Friday, October 21, 2011

The Undaunted, Gerald N. Lund

This is a Historical Fiction (I absolutely LOVE this genre because it helps history to come alive and become more memorable to me). It is an account of the Hole in the Rock Pioneers of the late 1800s. (For more information about The Church of Jesus Christ of Latter-Day Saints, sometimes referred to as Mormons, please visit The Official Church Website or Mormon.org)

Being a member of the LDS church, I was really surprised that I had never heard of this Hole in the Rock expedition. But that's also what made it that much more enjoyable for me, everything was new and I didn't anticipate events, such as when I read The Work and the Glory series or Fire of the Covenant (both by Gerald N. Lund and all historical fiction).

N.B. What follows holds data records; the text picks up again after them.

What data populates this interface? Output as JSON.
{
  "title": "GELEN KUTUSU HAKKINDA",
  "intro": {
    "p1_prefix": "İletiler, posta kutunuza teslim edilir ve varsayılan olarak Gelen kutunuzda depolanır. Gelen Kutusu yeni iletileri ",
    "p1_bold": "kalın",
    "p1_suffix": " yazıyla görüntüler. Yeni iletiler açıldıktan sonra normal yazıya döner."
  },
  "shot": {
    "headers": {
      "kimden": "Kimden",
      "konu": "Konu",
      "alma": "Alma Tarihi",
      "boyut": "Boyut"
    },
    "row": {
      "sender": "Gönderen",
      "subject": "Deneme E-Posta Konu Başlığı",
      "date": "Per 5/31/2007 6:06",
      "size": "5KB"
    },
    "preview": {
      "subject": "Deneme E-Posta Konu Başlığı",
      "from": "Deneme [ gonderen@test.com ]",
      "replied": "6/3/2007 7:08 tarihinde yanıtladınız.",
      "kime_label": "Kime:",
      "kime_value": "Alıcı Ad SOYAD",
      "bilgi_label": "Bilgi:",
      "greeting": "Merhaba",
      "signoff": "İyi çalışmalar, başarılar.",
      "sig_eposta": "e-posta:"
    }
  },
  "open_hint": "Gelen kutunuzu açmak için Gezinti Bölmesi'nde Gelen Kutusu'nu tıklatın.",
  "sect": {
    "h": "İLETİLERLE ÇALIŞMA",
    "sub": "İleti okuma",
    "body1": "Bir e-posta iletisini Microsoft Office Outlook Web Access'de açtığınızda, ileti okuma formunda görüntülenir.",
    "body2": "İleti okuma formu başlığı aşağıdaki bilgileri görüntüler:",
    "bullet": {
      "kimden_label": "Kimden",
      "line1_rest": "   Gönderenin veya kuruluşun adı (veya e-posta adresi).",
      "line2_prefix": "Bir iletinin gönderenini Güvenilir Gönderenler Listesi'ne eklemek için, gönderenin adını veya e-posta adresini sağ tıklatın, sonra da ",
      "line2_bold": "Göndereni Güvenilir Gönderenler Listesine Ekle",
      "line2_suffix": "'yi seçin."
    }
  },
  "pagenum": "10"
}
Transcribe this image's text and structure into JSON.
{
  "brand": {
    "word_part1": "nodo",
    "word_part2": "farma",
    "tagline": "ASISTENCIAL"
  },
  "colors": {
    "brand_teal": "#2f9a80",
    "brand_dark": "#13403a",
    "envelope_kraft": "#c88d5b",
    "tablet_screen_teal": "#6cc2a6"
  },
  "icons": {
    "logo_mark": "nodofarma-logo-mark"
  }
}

As usual, in addition to the historical facts being presented in a poignant way and explanatory notes at the conclusion of each chapter, there is also some innocent romance along the way. It's long, but it's good!!

Friday, October 14, 2011

The Forgotten Garden by Kate Morton

This is my most recently finished read. I really, REALLY enjoyed it. The characters span 3 generations and you get a first person look at each one. With that said, at first, it is a little confusing to read because you MUST check the location and date at the beginning of each chapter (I have been known to miss those types of things because I am going to read "just one more chapter" and then realize too late that I've read 5 since I missed when new chapters began....). However, once you get into it, it becomes easier to jump mentally. It was a bit of a slower read for me in the beginning, but about half way through, it became a real page turner and I could think of little else. Were my gut feelings right? Wrong? Had I figured out the story? Yes! Wait, no. Maybe? Because it transcends around 100 years, there are mini cliff hangers within each generation as the story skips around. It's literally like reading a puzzle, one piece at a time. Sometimes reading the edges, the middle, the top left corner, the bottom right. There are also some really great life lessons to be learned. Are we going to let what we have, or what we don't have define who we are? And does it really do us much good to wonder "What if?" And even if circumstances haven't been ideal, and even if they aren't what we would have necessarily chosen for ourselves, could it be for our best?

A record of what I've read

So.....here I am. Another blog. This one inspired by a friend as a place to keep track of what I've read and what I'm reading. More info on that in the side bar :-)